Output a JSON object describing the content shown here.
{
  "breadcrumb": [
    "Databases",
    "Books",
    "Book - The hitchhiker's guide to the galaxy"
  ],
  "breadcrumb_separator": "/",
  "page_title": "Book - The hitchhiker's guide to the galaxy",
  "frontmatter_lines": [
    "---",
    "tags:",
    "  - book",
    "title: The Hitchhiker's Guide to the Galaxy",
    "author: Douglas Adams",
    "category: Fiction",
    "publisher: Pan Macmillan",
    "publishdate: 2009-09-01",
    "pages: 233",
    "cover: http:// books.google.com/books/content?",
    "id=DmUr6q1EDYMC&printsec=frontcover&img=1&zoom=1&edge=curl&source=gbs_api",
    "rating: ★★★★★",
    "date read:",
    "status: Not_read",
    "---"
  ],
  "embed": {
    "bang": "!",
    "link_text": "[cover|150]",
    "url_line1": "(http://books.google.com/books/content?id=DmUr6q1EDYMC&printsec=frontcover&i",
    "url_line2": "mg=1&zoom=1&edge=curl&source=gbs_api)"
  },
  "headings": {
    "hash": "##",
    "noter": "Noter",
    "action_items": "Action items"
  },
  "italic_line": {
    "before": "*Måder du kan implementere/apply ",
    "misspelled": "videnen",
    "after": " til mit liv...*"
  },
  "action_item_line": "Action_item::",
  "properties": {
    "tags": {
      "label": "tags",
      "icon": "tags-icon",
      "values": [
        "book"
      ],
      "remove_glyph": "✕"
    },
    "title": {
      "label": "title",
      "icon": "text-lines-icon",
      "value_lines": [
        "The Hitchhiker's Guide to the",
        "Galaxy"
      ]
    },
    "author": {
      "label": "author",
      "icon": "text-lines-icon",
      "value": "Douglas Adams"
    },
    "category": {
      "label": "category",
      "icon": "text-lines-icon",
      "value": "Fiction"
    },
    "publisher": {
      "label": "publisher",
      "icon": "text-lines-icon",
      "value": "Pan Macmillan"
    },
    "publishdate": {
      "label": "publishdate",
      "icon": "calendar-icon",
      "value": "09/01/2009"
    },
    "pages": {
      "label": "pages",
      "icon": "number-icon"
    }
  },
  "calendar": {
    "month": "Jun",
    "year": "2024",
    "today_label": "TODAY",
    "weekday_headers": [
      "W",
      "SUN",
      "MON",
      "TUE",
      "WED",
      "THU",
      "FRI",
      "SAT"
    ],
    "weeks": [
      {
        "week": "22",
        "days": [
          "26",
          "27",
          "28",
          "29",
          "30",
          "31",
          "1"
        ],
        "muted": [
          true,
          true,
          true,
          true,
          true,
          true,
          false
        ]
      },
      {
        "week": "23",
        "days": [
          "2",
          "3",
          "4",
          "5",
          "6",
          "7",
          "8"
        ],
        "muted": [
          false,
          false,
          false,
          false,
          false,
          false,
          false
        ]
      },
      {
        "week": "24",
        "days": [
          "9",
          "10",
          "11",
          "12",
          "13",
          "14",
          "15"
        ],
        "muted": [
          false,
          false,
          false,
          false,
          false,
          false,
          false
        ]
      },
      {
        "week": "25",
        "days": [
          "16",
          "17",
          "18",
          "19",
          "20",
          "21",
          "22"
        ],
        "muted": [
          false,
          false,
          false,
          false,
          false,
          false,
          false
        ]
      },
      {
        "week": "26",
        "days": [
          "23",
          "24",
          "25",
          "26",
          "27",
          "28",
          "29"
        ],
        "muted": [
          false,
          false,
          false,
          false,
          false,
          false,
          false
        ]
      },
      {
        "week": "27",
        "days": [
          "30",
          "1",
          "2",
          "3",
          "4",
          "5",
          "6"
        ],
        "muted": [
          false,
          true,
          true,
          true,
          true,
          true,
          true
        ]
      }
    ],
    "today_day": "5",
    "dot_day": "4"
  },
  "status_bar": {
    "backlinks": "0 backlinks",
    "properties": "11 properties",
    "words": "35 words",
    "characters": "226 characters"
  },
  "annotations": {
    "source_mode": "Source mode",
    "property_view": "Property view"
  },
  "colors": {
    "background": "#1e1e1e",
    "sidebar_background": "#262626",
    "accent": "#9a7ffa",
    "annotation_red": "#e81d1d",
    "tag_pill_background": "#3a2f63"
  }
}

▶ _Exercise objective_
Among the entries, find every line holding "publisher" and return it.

▶ _Result_
    "publisher: Pan Macmillan",
    "publisher": {
      "label": "publisher",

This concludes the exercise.